INFORMATION PROVIDED:
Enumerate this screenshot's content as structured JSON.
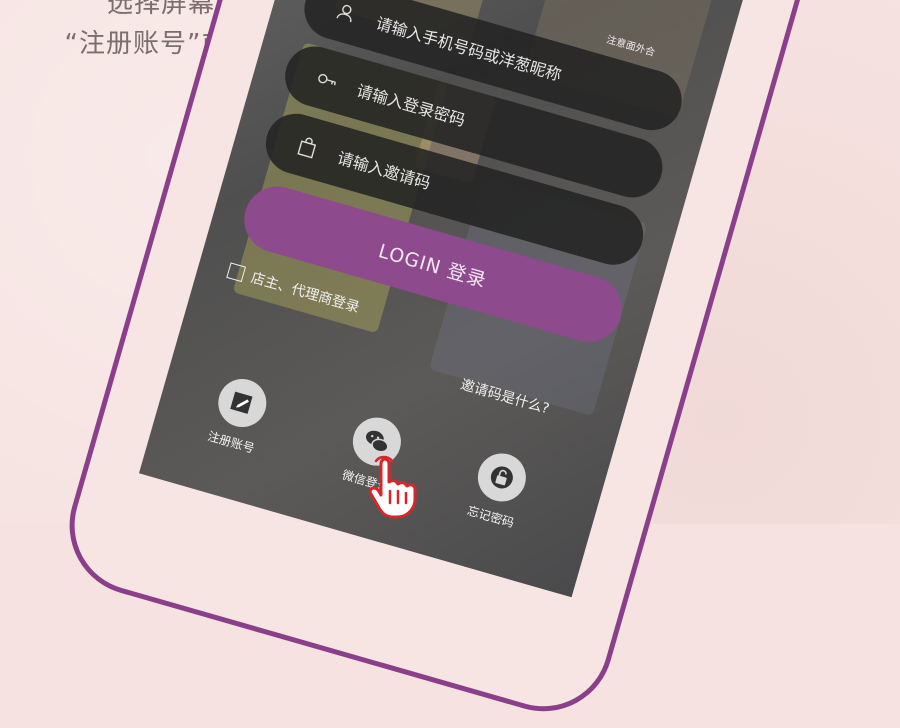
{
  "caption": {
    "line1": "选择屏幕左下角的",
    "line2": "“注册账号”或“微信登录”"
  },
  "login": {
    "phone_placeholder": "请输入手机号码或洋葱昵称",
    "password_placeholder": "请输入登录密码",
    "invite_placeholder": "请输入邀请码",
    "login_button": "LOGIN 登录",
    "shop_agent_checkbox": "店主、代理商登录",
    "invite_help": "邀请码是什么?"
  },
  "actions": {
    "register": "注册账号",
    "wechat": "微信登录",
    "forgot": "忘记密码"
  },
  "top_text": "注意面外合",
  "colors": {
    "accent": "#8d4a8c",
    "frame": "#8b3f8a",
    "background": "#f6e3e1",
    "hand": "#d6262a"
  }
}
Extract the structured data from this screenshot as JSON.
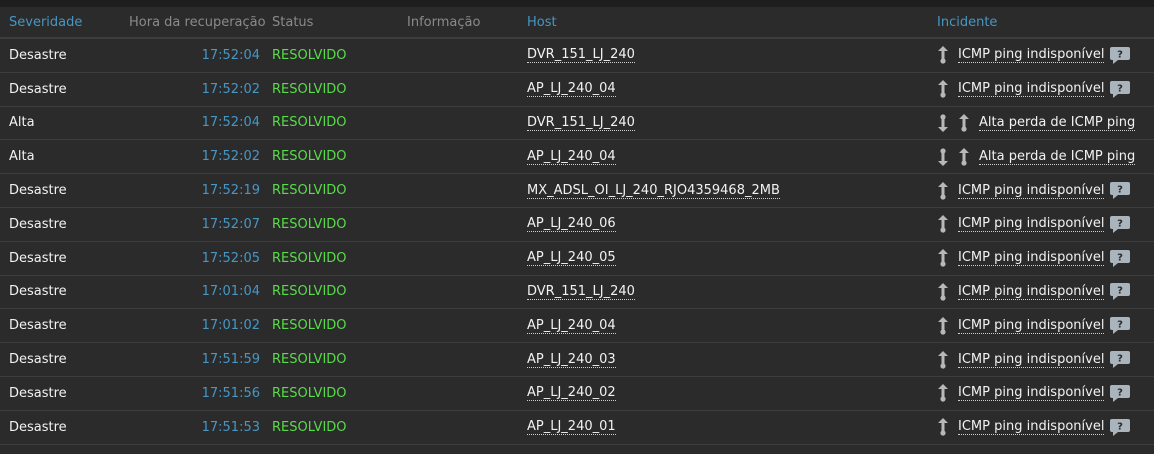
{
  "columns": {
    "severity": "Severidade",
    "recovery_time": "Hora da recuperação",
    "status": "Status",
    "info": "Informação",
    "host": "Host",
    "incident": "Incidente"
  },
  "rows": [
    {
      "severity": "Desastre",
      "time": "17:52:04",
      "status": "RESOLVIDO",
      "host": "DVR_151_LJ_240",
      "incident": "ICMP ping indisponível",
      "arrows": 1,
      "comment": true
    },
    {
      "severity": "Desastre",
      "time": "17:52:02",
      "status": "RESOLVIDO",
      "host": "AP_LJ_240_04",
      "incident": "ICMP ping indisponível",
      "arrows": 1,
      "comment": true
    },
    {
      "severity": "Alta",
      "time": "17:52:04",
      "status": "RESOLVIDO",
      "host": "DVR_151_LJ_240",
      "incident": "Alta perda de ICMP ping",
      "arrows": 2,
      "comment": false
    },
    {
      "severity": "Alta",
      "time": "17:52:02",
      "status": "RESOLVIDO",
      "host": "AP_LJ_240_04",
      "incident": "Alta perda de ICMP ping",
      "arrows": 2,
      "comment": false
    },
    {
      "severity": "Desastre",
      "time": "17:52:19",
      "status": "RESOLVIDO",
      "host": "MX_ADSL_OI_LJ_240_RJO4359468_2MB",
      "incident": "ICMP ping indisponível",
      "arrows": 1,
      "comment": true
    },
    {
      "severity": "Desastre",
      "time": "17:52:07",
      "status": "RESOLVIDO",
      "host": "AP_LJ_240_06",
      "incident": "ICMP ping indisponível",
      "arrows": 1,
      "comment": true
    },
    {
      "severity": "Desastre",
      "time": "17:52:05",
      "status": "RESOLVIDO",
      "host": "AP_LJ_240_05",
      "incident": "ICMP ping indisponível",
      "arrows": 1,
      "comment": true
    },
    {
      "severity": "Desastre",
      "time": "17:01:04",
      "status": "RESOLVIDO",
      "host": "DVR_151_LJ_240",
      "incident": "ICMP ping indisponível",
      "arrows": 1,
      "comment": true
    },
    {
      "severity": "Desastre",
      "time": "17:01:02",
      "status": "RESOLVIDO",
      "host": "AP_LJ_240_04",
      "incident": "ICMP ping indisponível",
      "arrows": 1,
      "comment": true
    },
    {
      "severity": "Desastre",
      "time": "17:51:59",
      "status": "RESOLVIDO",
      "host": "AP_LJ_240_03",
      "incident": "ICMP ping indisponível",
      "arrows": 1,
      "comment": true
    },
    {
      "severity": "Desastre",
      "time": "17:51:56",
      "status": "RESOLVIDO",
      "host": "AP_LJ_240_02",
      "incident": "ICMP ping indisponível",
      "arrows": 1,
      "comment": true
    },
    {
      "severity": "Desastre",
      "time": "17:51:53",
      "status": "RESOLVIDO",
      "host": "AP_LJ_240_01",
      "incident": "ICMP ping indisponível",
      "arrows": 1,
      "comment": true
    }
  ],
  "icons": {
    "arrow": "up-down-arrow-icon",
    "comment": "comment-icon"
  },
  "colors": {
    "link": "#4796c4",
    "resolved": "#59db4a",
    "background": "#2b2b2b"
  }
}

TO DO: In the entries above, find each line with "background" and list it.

RESULT OF THE EXERCISE:
    "background": "#f6e3e1",
    "background": "#2b2b2b"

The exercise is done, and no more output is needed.